Buffalo Approves Resolution to Rename City Street ‘Black Lives Matter’
The Black Lives Matter movement will officially be commemorated in Buffalo, New York.
This past Tuesday, June 23, the Buffalo Common Council passed a resolution to designate a city street to the Black Lives Matter movement. The sponsor of the resolution, Council President Darius G. Pridgen, revealed that an impassioned letter from a 17-year-old rising senior at the Frederick Law Olmsted school inspired the council to approve the legislation. The 17-year-old youth, Mekhi Edwards, eloquently explained in his letter that the renaming of a street to Black Lives Matter would empower the Black community and promote unity. It would legitimize the movement by ensuring that permanent, long-lasting action was taken to celebrate Black heritage and pay homage to the racial equity campaign. Edwards explained, “The purpose [of renaming a street] is awareness and then change. You can’t go anywhere if there’s no change.”

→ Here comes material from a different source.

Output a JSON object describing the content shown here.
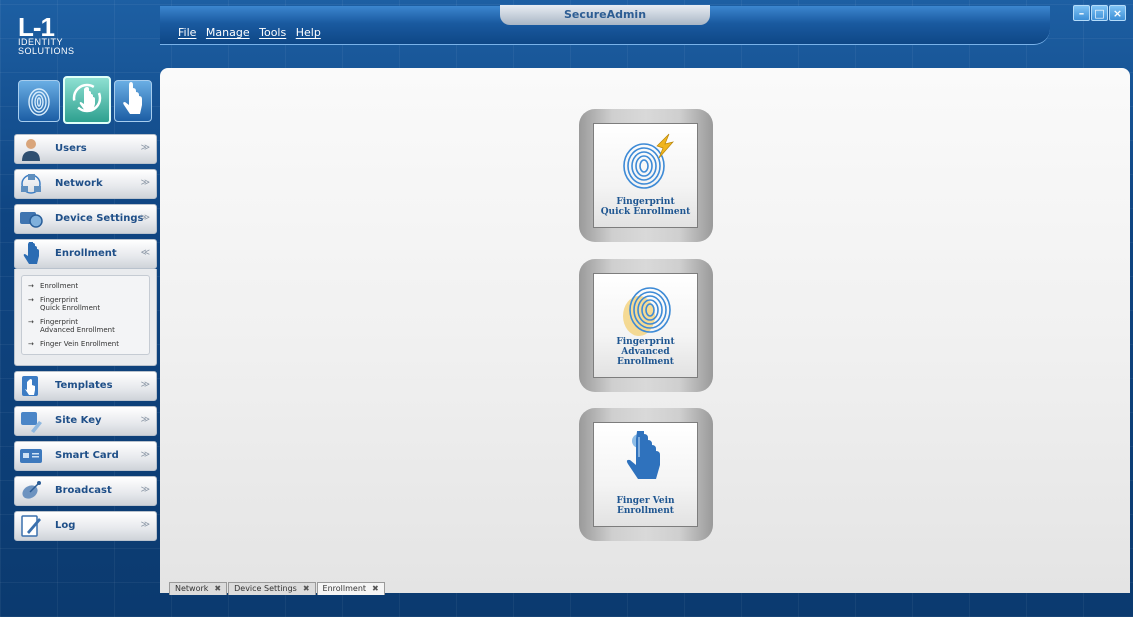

Mekhi Edwards is going to be a senior at Frederick Law Olmsted school. Makhi and his friends have been watching the turmoil, the clashes, the racism unfold and decided to do something.https://t.co/dC3gMUmQP3
— News 4 Buffalo (@news4buffalo) June 24, 2020
This project, although officially approved, is still in the early works of development. Many logistical concerns need to be addressed, such as the location of this awaited, memorialized Black Lives Matter street.
Mekhi Edwards, 17, wrote the letter to Common Council President Darius Pridgen, who introduced the resolution. https://t.co/2gWCrUJNNR
— WGRZ (@WGRZ) June 13, 2020
This resolution is revolutionary, a step in the right direction. America eagerly exploits Black culture, but rarely celebrates and honors it: Black subculture has dramatically influenced the mainstream, from hairstyles and fashion, to popular slang, dance, and music. Your pregame playlist simply wouldn’t exist without Black culture.
Many “hipsters” mechanically consume and appropriate Black culture for personal enjoyment and profit. The American public is quick to embrace Black culture, to fangirl favorite artists, actors, and athletes. However, when it comes to championing Black Lives Matter, many individuals are less vocal. For many, Blackness seems to be a thing to consume, but not to engage with.
Activism is the bare minimum.
Fighting for BLACK LIVES is the bare minimum.
Calling out Rape Culture is the bare minimum.
Do not be content, there is ALWAYS more to be DONE.
— Kimiya deniseee (@Kimiya_denisee) June 24, 2020
People enlighten others on social media about the problematic nature of cultural appropriation.
here are some words and phrases that are aave.
– asf and af
– tea, spill the tea
– ain’t, issa, ian, ion, imma, dat, dem, doe, (anything where ‘th’ replaced with ‘d’ pic.twitter.com/6eAx6RRYH1
— zay♚ (@vivicntr) June 19, 2020
We commend Buffalo for taking this revolutionary action, for making this bold anti-racism statement and championing its Black residents. Color is not a crime, but silence is. How many more lives need to be lost? How many police brutality cases weren’t filmed? How do you promote safety and security within the Black community when the criminal wears a badge? Black Lives Matter…Black Lives Matter…Black Lives Matter; we’ll say it until we don’t need to say it anymore.